When Josh Krsnak met the late Jon Hempel, he had some modest hopes of owning a duplex. Little did he know that Hempel would draw him into a real estate investment empire with $750 million in completed transactions to its credit.
“He was never timid or fearful of anything. He’d take on the biggest challenges, the biggest deals, and say ‘I don’t know how it’s going to work out, but for some reason I think it will,’” said Krsnak, who is now CEO of the company Hempel founded, Minneapolis-based Hempel Cos. “And it did.”
Hempel died April 5 at the age of 47 after battling brain cancer for three years, according to his family. He leaves behind his wife, Heidi Harrington Hempel, two sons and a seven-month-old baby girl.
He also leaves behind a lengthy and distinguished resume. In addition to founding Hempel Cos., before he turned 44 he had four other ventures under his belt, including a construction business, a title company, a Century 21 real estate franchise and NorthStar Midstream, which specializes in the transportation of oil and natural gas.
Keith Jonathan Hempel II grew up in Elk River, a town of about 22,000 that sits on the banks of the Mississippi River about 30 miles northwest of Minneapolis. Dave Bleyhl, who taught Hempel economics and government at Elk River High, described him as a quiet but driven student.
“He was very hard-working,” Bleyhl said on Thursday.
Hempel moved to the Twin Cities in the late 1980s for college, graduating from St. Paul’s Hamline University in 1993 with a degree in economics.
He started his career at the Minneapolis architecture firm, The Cuningham Group, where he played a key role in forming Cuningham’s construction practice. From there he moved on to a project management position at the Minneapolis-based tenant representation firm Nelson Tietz & Hoye (NTH).
In 2001, he left to start Hempel Cos. It was a big risk to take, said Tina Hoye, president and principal at NTH.
“We really admired what he did,” Hoye said on Wednesday. “He really persevered and I think he was creative and diligent to get through that.”
Krsnak was 22 when he met Hempel at a real estate licensing class in 2002. At the time, Hempel Cos. consisted of just Hempel himself, then just 30 years old, and a single accountant who worked four hours a month.
It was a shoestring operation, but Hempel had big plans, which he outlined over a series of breakfast meetings with Krsnak. The idea was to put investors together to buy ailing buildings, renovate them, and then resell them at a tidy profit.
“It was pretty easy to start drinking that Kool-Aid. He was a huge optimist,” Krsnak said. “No matter how bleak it seemed, for Jon the glass was never half full.

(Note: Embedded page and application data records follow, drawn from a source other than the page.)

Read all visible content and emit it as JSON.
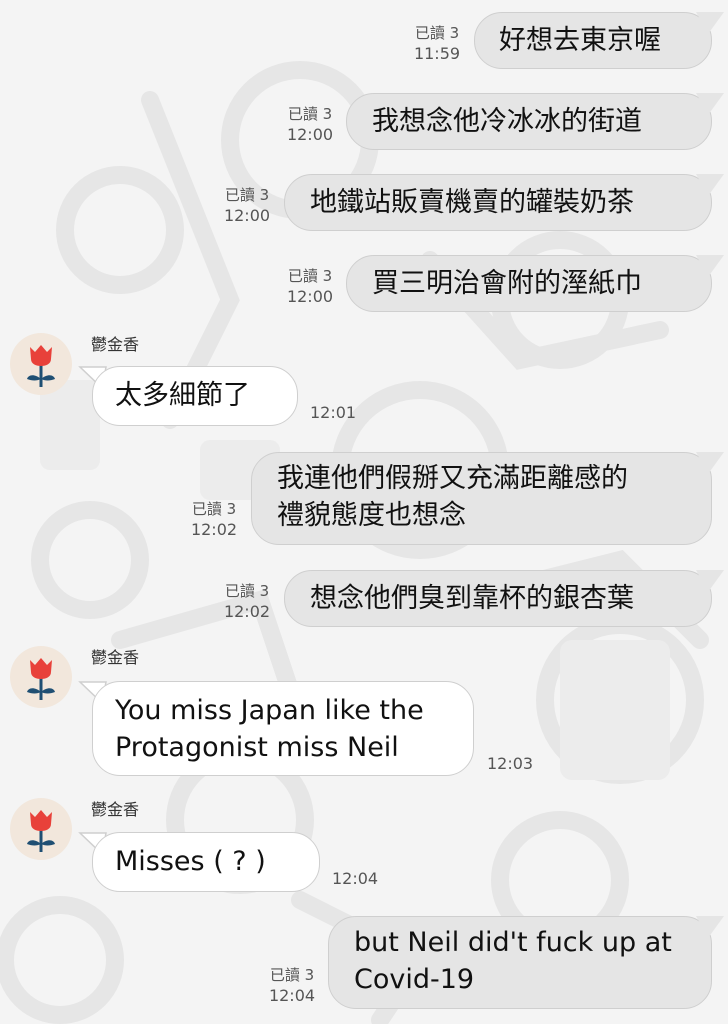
{
  "chat": {
    "read_label": "已讀 3",
    "contact_name": "鬱金香",
    "messages": [
      {
        "dir": "out",
        "lines": [
          "好想去東京喔"
        ],
        "time": "11:59"
      },
      {
        "dir": "out",
        "lines": [
          "我想念他冷冰冰的街道"
        ],
        "time": "12:00"
      },
      {
        "dir": "out",
        "lines": [
          "地鐵站販賣機賣的罐裝奶茶"
        ],
        "time": "12:00"
      },
      {
        "dir": "out",
        "lines": [
          "買三明治會附的溼紙巾"
        ],
        "time": "12:00"
      },
      {
        "dir": "in",
        "lines": [
          "太多細節了"
        ],
        "time": "12:01"
      },
      {
        "dir": "out",
        "lines": [
          "我連他們假掰又充滿距離感的",
          "禮貌態度也想念"
        ],
        "time": "12:02"
      },
      {
        "dir": "out",
        "lines": [
          "想念他們臭到靠杯的銀杏葉"
        ],
        "time": "12:02"
      },
      {
        "dir": "in",
        "lines": [
          "You miss Japan like the",
          "Protagonist miss Neil"
        ],
        "time": "12:03"
      },
      {
        "dir": "in",
        "lines": [
          "Misses ( ? )"
        ],
        "time": "12:04"
      },
      {
        "dir": "out",
        "lines": [
          "but Neil did't fuck up at",
          "Covid-19"
        ],
        "time": "12:04"
      }
    ]
  },
  "colors": {
    "background": "#f4f4f4",
    "outgoing_bubble": "#e5e5e5",
    "incoming_bubble": "#ffffff",
    "avatar_bg": "#f2e7dc",
    "tulip_red": "#e8413a",
    "tulip_stem": "#1f4f73"
  },
  "icons": {
    "avatar": "tulip-icon"
  }
}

It was up to the top all the time.”
Swayed by Hempel’s conviction, Krsnak joined Hempel Cos. as the company’s first full-time employee that July, on the promise of earning 20 percent of the company’s profits rather than a set salary.
The following year was “a little rough” Krsnak said with typical Minnesotan understatement. His 20 percent cut ended up being $8,000. To make ends meet he ended up renting out all three bedrooms of his townhome while he himself slept in a janitorial closet at a small office building the company owned in Plymouth. Nevertheless, Krsnak never lost faith, largely thanks to Hempel’s unshakeable poise and confidence.

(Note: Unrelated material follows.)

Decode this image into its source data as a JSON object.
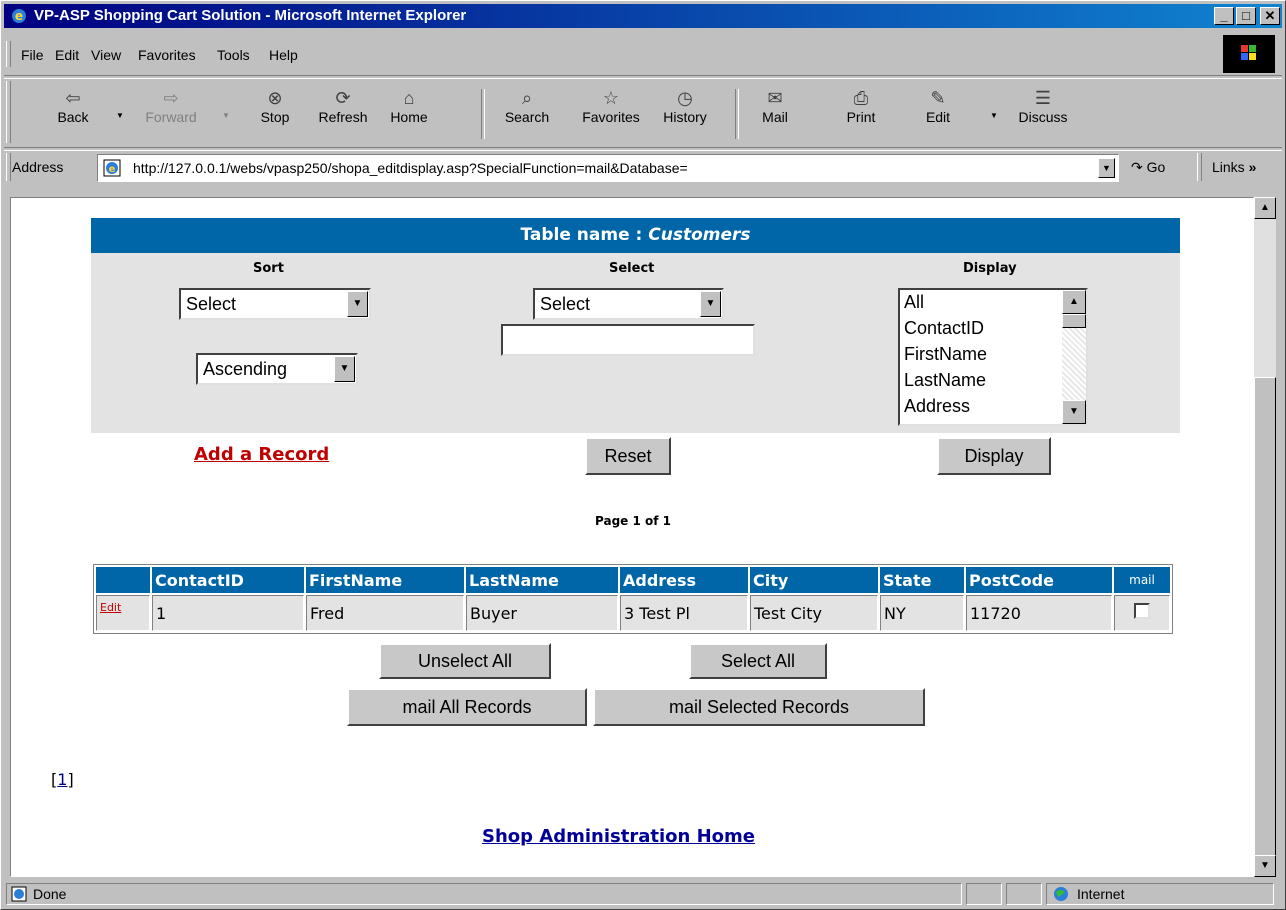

“He was very smart, very measured, very calm. You could never rattle him,” Krsnak said. “I never once heard him raise his voice or get visibly angry. He always carried himself so well.”

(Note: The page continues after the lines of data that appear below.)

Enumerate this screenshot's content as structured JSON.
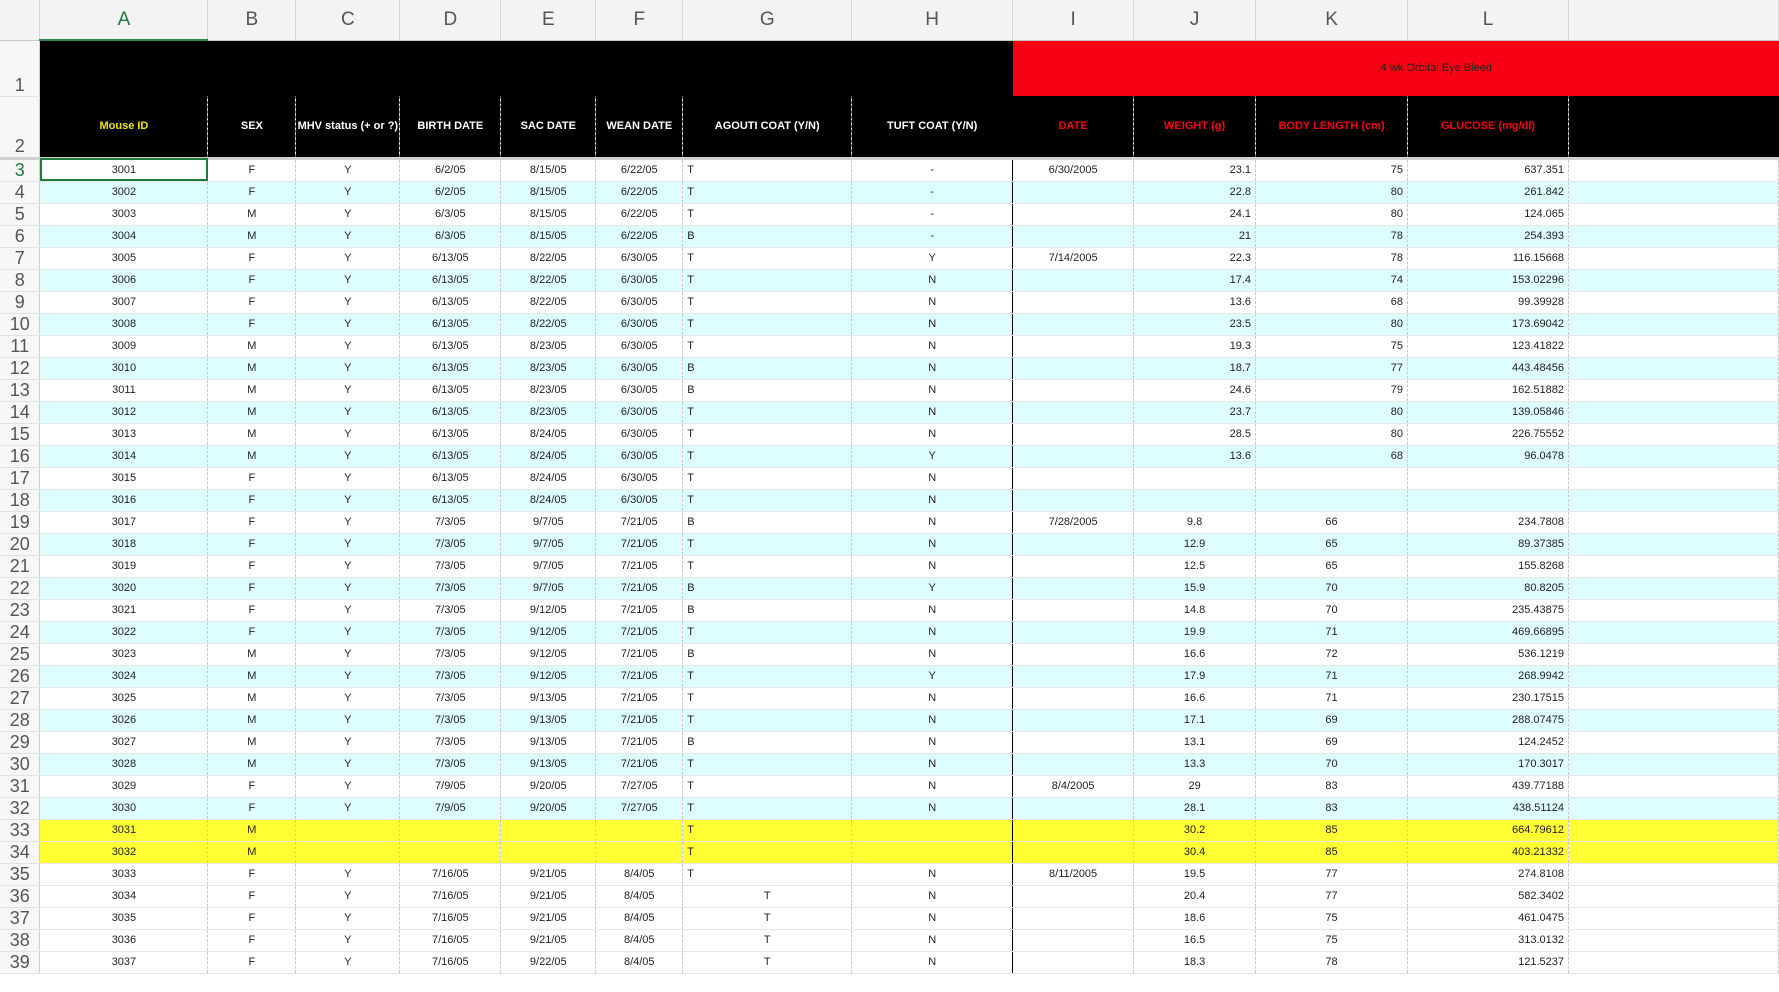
{
  "columns": [
    "A",
    "B",
    "C",
    "D",
    "E",
    "F",
    "G",
    "H",
    "I",
    "J",
    "K",
    "L"
  ],
  "active_column": "A",
  "header_row1": {
    "bleed_label": "4 wk Orbital Eye Bleed"
  },
  "header_row2": {
    "mouse_id": "Mouse ID",
    "sex": "SEX",
    "mhv": "MHV status (+ or ?)",
    "birth": "BIRTH DATE",
    "sac": "SAC DATE",
    "wean": "WEAN DATE",
    "agouti": "AGOUTI COAT (Y/N)",
    "tuft": "TUFT COAT (Y/N)",
    "date": "DATE",
    "weight": "WEIGHT (g)",
    "length": "BODY LENGTH (cm)",
    "glucose": "GLUCOSE (mg/dl)"
  },
  "row_numbers": [
    "1",
    "2",
    "3",
    "4",
    "5",
    "6",
    "7",
    "8",
    "9",
    "10",
    "11",
    "12",
    "13",
    "14",
    "15",
    "16",
    "17",
    "18",
    "19",
    "20",
    "21",
    "22",
    "23",
    "24",
    "25",
    "26",
    "27",
    "28",
    "29",
    "30",
    "31",
    "32",
    "33",
    "34",
    "35",
    "36",
    "37",
    "38",
    "39"
  ],
  "rows": [
    {
      "num": "3",
      "style": "white",
      "id": "3001",
      "sex": "F",
      "mhv": "Y",
      "birth": "6/2/05",
      "sac": "8/15/05",
      "wean": "6/22/05",
      "agouti": "T",
      "agouti_align": "left",
      "tuft": "-",
      "date": "6/30/2005",
      "weight": "23.1",
      "length": "75",
      "glucose": "637.351",
      "wl_align": "right"
    },
    {
      "num": "4",
      "style": "cyan",
      "id": "3002",
      "sex": "F",
      "mhv": "Y",
      "birth": "6/2/05",
      "sac": "8/15/05",
      "wean": "6/22/05",
      "agouti": "T",
      "agouti_align": "left",
      "tuft": "-",
      "date": "",
      "weight": "22.8",
      "length": "80",
      "glucose": "261.842",
      "wl_align": "right"
    },
    {
      "num": "5",
      "style": "white",
      "id": "3003",
      "sex": "M",
      "mhv": "Y",
      "birth": "6/3/05",
      "sac": "8/15/05",
      "wean": "6/22/05",
      "agouti": "T",
      "agouti_align": "left",
      "tuft": "-",
      "date": "",
      "weight": "24.1",
      "length": "80",
      "glucose": "124.065",
      "wl_align": "right"
    },
    {
      "num": "6",
      "style": "cyan",
      "id": "3004",
      "sex": "M",
      "mhv": "Y",
      "birth": "6/3/05",
      "sac": "8/15/05",
      "wean": "6/22/05",
      "agouti": "B",
      "agouti_align": "left",
      "tuft": "-",
      "date": "",
      "weight": "21",
      "length": "78",
      "glucose": "254.393",
      "wl_align": "right"
    },
    {
      "num": "7",
      "style": "white",
      "id": "3005",
      "sex": "F",
      "mhv": "Y",
      "birth": "6/13/05",
      "sac": "8/22/05",
      "wean": "6/30/05",
      "agouti": "T",
      "agouti_align": "left",
      "tuft": "Y",
      "date": "7/14/2005",
      "weight": "22.3",
      "length": "78",
      "glucose": "116.15668",
      "wl_align": "right"
    },
    {
      "num": "8",
      "style": "cyan",
      "id": "3006",
      "sex": "F",
      "mhv": "Y",
      "birth": "6/13/05",
      "sac": "8/22/05",
      "wean": "6/30/05",
      "agouti": "T",
      "agouti_align": "left",
      "tuft": "N",
      "date": "",
      "weight": "17.4",
      "length": "74",
      "glucose": "153.02296",
      "wl_align": "right"
    },
    {
      "num": "9",
      "style": "white",
      "id": "3007",
      "sex": "F",
      "mhv": "Y",
      "birth": "6/13/05",
      "sac": "8/22/05",
      "wean": "6/30/05",
      "agouti": "T",
      "agouti_align": "left",
      "tuft": "N",
      "date": "",
      "weight": "13.6",
      "length": "68",
      "glucose": "99.39928",
      "wl_align": "right"
    },
    {
      "num": "10",
      "style": "cyan",
      "id": "3008",
      "sex": "F",
      "mhv": "Y",
      "birth": "6/13/05",
      "sac": "8/22/05",
      "wean": "6/30/05",
      "agouti": "T",
      "agouti_align": "left",
      "tuft": "N",
      "date": "",
      "weight": "23.5",
      "length": "80",
      "glucose": "173.69042",
      "wl_align": "right"
    },
    {
      "num": "11",
      "style": "white",
      "id": "3009",
      "sex": "M",
      "mhv": "Y",
      "birth": "6/13/05",
      "sac": "8/23/05",
      "wean": "6/30/05",
      "agouti": "T",
      "agouti_align": "left",
      "tuft": "N",
      "date": "",
      "weight": "19.3",
      "length": "75",
      "glucose": "123.41822",
      "wl_align": "right"
    },
    {
      "num": "12",
      "style": "cyan",
      "id": "3010",
      "sex": "M",
      "mhv": "Y",
      "birth": "6/13/05",
      "sac": "8/23/05",
      "wean": "6/30/05",
      "agouti": "B",
      "agouti_align": "left",
      "tuft": "N",
      "date": "",
      "weight": "18.7",
      "length": "77",
      "glucose": "443.48456",
      "wl_align": "right"
    },
    {
      "num": "13",
      "style": "white",
      "id": "3011",
      "sex": "M",
      "mhv": "Y",
      "birth": "6/13/05",
      "sac": "8/23/05",
      "wean": "6/30/05",
      "agouti": "B",
      "agouti_align": "left",
      "tuft": "N",
      "date": "",
      "weight": "24.6",
      "length": "79",
      "glucose": "162.51882",
      "wl_align": "right"
    },
    {
      "num": "14",
      "style": "cyan",
      "id": "3012",
      "sex": "M",
      "mhv": "Y",
      "birth": "6/13/05",
      "sac": "8/23/05",
      "wean": "6/30/05",
      "agouti": "T",
      "agouti_align": "left",
      "tuft": "N",
      "date": "",
      "weight": "23.7",
      "length": "80",
      "glucose": "139.05846",
      "wl_align": "right"
    },
    {
      "num": "15",
      "style": "white",
      "id": "3013",
      "sex": "M",
      "mhv": "Y",
      "birth": "6/13/05",
      "sac": "8/24/05",
      "wean": "6/30/05",
      "agouti": "T",
      "agouti_align": "left",
      "tuft": "N",
      "date": "",
      "weight": "28.5",
      "length": "80",
      "glucose": "226.75552",
      "wl_align": "right"
    },
    {
      "num": "16",
      "style": "cyan",
      "id": "3014",
      "sex": "M",
      "mhv": "Y",
      "birth": "6/13/05",
      "sac": "8/24/05",
      "wean": "6/30/05",
      "agouti": "T",
      "agouti_align": "left",
      "tuft": "Y",
      "date": "",
      "weight": "13.6",
      "length": "68",
      "glucose": "96.0478",
      "wl_align": "right"
    },
    {
      "num": "17",
      "style": "white",
      "id": "3015",
      "sex": "F",
      "mhv": "Y",
      "birth": "6/13/05",
      "sac": "8/24/05",
      "wean": "6/30/05",
      "agouti": "T",
      "agouti_align": "left",
      "tuft": "N",
      "date": "",
      "weight": "",
      "length": "",
      "glucose": "",
      "wl_align": "right"
    },
    {
      "num": "18",
      "style": "cyan",
      "id": "3016",
      "sex": "F",
      "mhv": "Y",
      "birth": "6/13/05",
      "sac": "8/24/05",
      "wean": "6/30/05",
      "agouti": "T",
      "agouti_align": "left",
      "tuft": "N",
      "date": "",
      "weight": "",
      "length": "",
      "glucose": "",
      "wl_align": "right"
    },
    {
      "num": "19",
      "style": "white",
      "id": "3017",
      "sex": "F",
      "mhv": "Y",
      "birth": "7/3/05",
      "sac": "9/7/05",
      "wean": "7/21/05",
      "agouti": "B",
      "agouti_align": "left",
      "tuft": "N",
      "date": "7/28/2005",
      "weight": "9.8",
      "length": "66",
      "glucose": "234.7808",
      "wl_align": "center"
    },
    {
      "num": "20",
      "style": "cyan",
      "id": "3018",
      "sex": "F",
      "mhv": "Y",
      "birth": "7/3/05",
      "sac": "9/7/05",
      "wean": "7/21/05",
      "agouti": "T",
      "agouti_align": "left",
      "tuft": "N",
      "date": "",
      "weight": "12.9",
      "length": "65",
      "glucose": "89.37385",
      "wl_align": "center"
    },
    {
      "num": "21",
      "style": "white",
      "id": "3019",
      "sex": "F",
      "mhv": "Y",
      "birth": "7/3/05",
      "sac": "9/7/05",
      "wean": "7/21/05",
      "agouti": "T",
      "agouti_align": "left",
      "tuft": "N",
      "date": "",
      "weight": "12.5",
      "length": "65",
      "glucose": "155.8268",
      "wl_align": "center"
    },
    {
      "num": "22",
      "style": "cyan",
      "id": "3020",
      "sex": "F",
      "mhv": "Y",
      "birth": "7/3/05",
      "sac": "9/7/05",
      "wean": "7/21/05",
      "agouti": "B",
      "agouti_align": "left",
      "tuft": "Y",
      "date": "",
      "weight": "15.9",
      "length": "70",
      "glucose": "80.8205",
      "wl_align": "center"
    },
    {
      "num": "23",
      "style": "white",
      "id": "3021",
      "sex": "F",
      "mhv": "Y",
      "birth": "7/3/05",
      "sac": "9/12/05",
      "wean": "7/21/05",
      "agouti": "B",
      "agouti_align": "left",
      "tuft": "N",
      "date": "",
      "weight": "14.8",
      "length": "70",
      "glucose": "235.43875",
      "wl_align": "center"
    },
    {
      "num": "24",
      "style": "cyan",
      "id": "3022",
      "sex": "F",
      "mhv": "Y",
      "birth": "7/3/05",
      "sac": "9/12/05",
      "wean": "7/21/05",
      "agouti": "T",
      "agouti_align": "left",
      "tuft": "N",
      "date": "",
      "weight": "19.9",
      "length": "71",
      "glucose": "469.66895",
      "wl_align": "center"
    },
    {
      "num": "25",
      "style": "white",
      "id": "3023",
      "sex": "M",
      "mhv": "Y",
      "birth": "7/3/05",
      "sac": "9/12/05",
      "wean": "7/21/05",
      "agouti": "B",
      "agouti_align": "left",
      "tuft": "N",
      "date": "",
      "weight": "16.6",
      "length": "72",
      "glucose": "536.1219",
      "wl_align": "center"
    },
    {
      "num": "26",
      "style": "cyan",
      "id": "3024",
      "sex": "M",
      "mhv": "Y",
      "birth": "7/3/05",
      "sac": "9/12/05",
      "wean": "7/21/05",
      "agouti": "T",
      "agouti_align": "left",
      "tuft": "Y",
      "date": "",
      "weight": "17.9",
      "length": "71",
      "glucose": "268.9942",
      "wl_align": "center"
    },
    {
      "num": "27",
      "style": "white",
      "id": "3025",
      "sex": "M",
      "mhv": "Y",
      "birth": "7/3/05",
      "sac": "9/13/05",
      "wean": "7/21/05",
      "agouti": "T",
      "agouti_align": "left",
      "tuft": "N",
      "date": "",
      "weight": "16.6",
      "length": "71",
      "glucose": "230.17515",
      "wl_align": "center"
    },
    {
      "num": "28",
      "style": "cyan",
      "id": "3026",
      "sex": "M",
      "mhv": "Y",
      "birth": "7/3/05",
      "sac": "9/13/05",
      "wean": "7/21/05",
      "agouti": "T",
      "agouti_align": "left",
      "tuft": "N",
      "date": "",
      "weight": "17.1",
      "length": "69",
      "glucose": "288.07475",
      "wl_align": "center"
    },
    {
      "num": "29",
      "style": "white",
      "id": "3027",
      "sex": "M",
      "mhv": "Y",
      "birth": "7/3/05",
      "sac": "9/13/05",
      "wean": "7/21/05",
      "agouti": "B",
      "agouti_align": "left",
      "tuft": "N",
      "date": "",
      "weight": "13.1",
      "length": "69",
      "glucose": "124.2452",
      "wl_align": "center"
    },
    {
      "num": "30",
      "style": "cyan",
      "id": "3028",
      "sex": "M",
      "mhv": "Y",
      "birth": "7/3/05",
      "sac": "9/13/05",
      "wean": "7/21/05",
      "agouti": "T",
      "agouti_align": "left",
      "tuft": "N",
      "date": "",
      "weight": "13.3",
      "length": "70",
      "glucose": "170.3017",
      "wl_align": "center"
    },
    {
      "num": "31",
      "style": "white",
      "id": "3029",
      "sex": "F",
      "mhv": "Y",
      "birth": "7/9/05",
      "sac": "9/20/05",
      "wean": "7/27/05",
      "agouti": "T",
      "agouti_align": "left",
      "tuft": "N",
      "date": "8/4/2005",
      "weight": "29",
      "length": "83",
      "glucose": "439.77188",
      "wl_align": "center"
    },
    {
      "num": "32",
      "style": "cyan",
      "id": "3030",
      "sex": "F",
      "mhv": "Y",
      "birth": "7/9/05",
      "sac": "9/20/05",
      "wean": "7/27/05",
      "agouti": "T",
      "agouti_align": "left",
      "tuft": "N",
      "date": "",
      "weight": "28.1",
      "length": "83",
      "glucose": "438.51124",
      "wl_align": "center"
    },
    {
      "num": "33",
      "style": "yellow",
      "id": "3031",
      "sex": "M",
      "mhv": "",
      "birth": "",
      "sac": "",
      "wean": "",
      "agouti": "T",
      "agouti_align": "left",
      "tuft": "",
      "date": "",
      "weight": "30.2",
      "length": "85",
      "glucose": "664.79612",
      "wl_align": "center"
    },
    {
      "num": "34",
      "style": "yellow",
      "id": "3032",
      "sex": "M",
      "mhv": "",
      "birth": "",
      "sac": "",
      "wean": "",
      "agouti": "T",
      "agouti_align": "left",
      "tuft": "",
      "date": "",
      "weight": "30.4",
      "length": "85",
      "glucose": "403.21332",
      "wl_align": "center"
    },
    {
      "num": "35",
      "style": "white",
      "id": "3033",
      "sex": "F",
      "mhv": "Y",
      "birth": "7/16/05",
      "sac": "9/21/05",
      "wean": "8/4/05",
      "agouti": "T",
      "agouti_align": "left",
      "tuft": "N",
      "date": "8/11/2005",
      "weight": "19.5",
      "length": "77",
      "glucose": "274.8108",
      "wl_align": "center"
    },
    {
      "num": "36",
      "style": "white",
      "id": "3034",
      "sex": "F",
      "mhv": "Y",
      "birth": "7/16/05",
      "sac": "9/21/05",
      "wean": "8/4/05",
      "agouti": "T",
      "agouti_align": "center",
      "tuft": "N",
      "date": "",
      "weight": "20.4",
      "length": "77",
      "glucose": "582.3402",
      "wl_align": "center"
    },
    {
      "num": "37",
      "style": "white",
      "id": "3035",
      "sex": "F",
      "mhv": "Y",
      "birth": "7/16/05",
      "sac": "9/21/05",
      "wean": "8/4/05",
      "agouti": "T",
      "agouti_align": "center",
      "tuft": "N",
      "date": "",
      "weight": "18.6",
      "length": "75",
      "glucose": "461.0475",
      "wl_align": "center"
    },
    {
      "num": "38",
      "style": "white",
      "id": "3036",
      "sex": "F",
      "mhv": "Y",
      "birth": "7/16/05",
      "sac": "9/21/05",
      "wean": "8/4/05",
      "agouti": "T",
      "agouti_align": "center",
      "tuft": "N",
      "date": "",
      "weight": "16.5",
      "length": "75",
      "glucose": "313.0132",
      "wl_align": "center"
    },
    {
      "num": "39",
      "style": "white",
      "id": "3037",
      "sex": "F",
      "mhv": "Y",
      "birth": "7/16/05",
      "sac": "9/22/05",
      "wean": "8/4/05",
      "agouti": "T",
      "agouti_align": "center",
      "tuft": "N",
      "date": "",
      "weight": "18.3",
      "length": "78",
      "glucose": "121.5237",
      "wl_align": "center"
    }
  ],
  "colors": {
    "header_black": "#000000",
    "header_red": "#f80014",
    "mouse_id_text": "#f2e600",
    "band_cyan": "#ddfdff",
    "highlight_yellow": "#ffff33",
    "active_green": "#1f7a3d"
  }
}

Their luck changed when they landed a deal representing a 1031 exchange buyer, which netted them just enough to put earnest money down on new projects.
By 2006, the company was on the ascent, getting notice for its ambitious building projects and high dollar deals. One of Hempel Cos.’ early successes was the redevelopment of the Midland Bank Building in downtown Minneapolis, which it transformed into the 222-room Hotel Minneapolis in 2007.
The firm has also owned – and sold – an array of large properties in the Twin Cities’ core business districts, including St. Paul’s UBS Plaza and Minneapolis’ Soo Line building, Canadian Pacific Plaza, and Rand Tower.
In 2013, Hempel embarked on a new venture – NorthStar Midstream – and turned operations of Hempel Cos. over to Krsnak, who had already begun the process of buying him out. Though it has been years since Hempel had direct control of his pseudonymous company, his bold approach is still very much a part of its investment philosophy. Most recently, the company finished a $71 million renovation of the former Macy’s department store in St. Paul, turning the aging building into an office and retail complex topped with an ice rink used by the Minnesota Wild hockey team as a practice facility.
“Jon taught me that you have to think bigger,” Krsnak said. “You can’t get stuck on a duplex, because one little transaction takes as much work as a big one.”
A memorial service for Hempel is scheduled for 1 p.m. on Wednesday, April 18, at Mount Olivet Church in Minneapolis.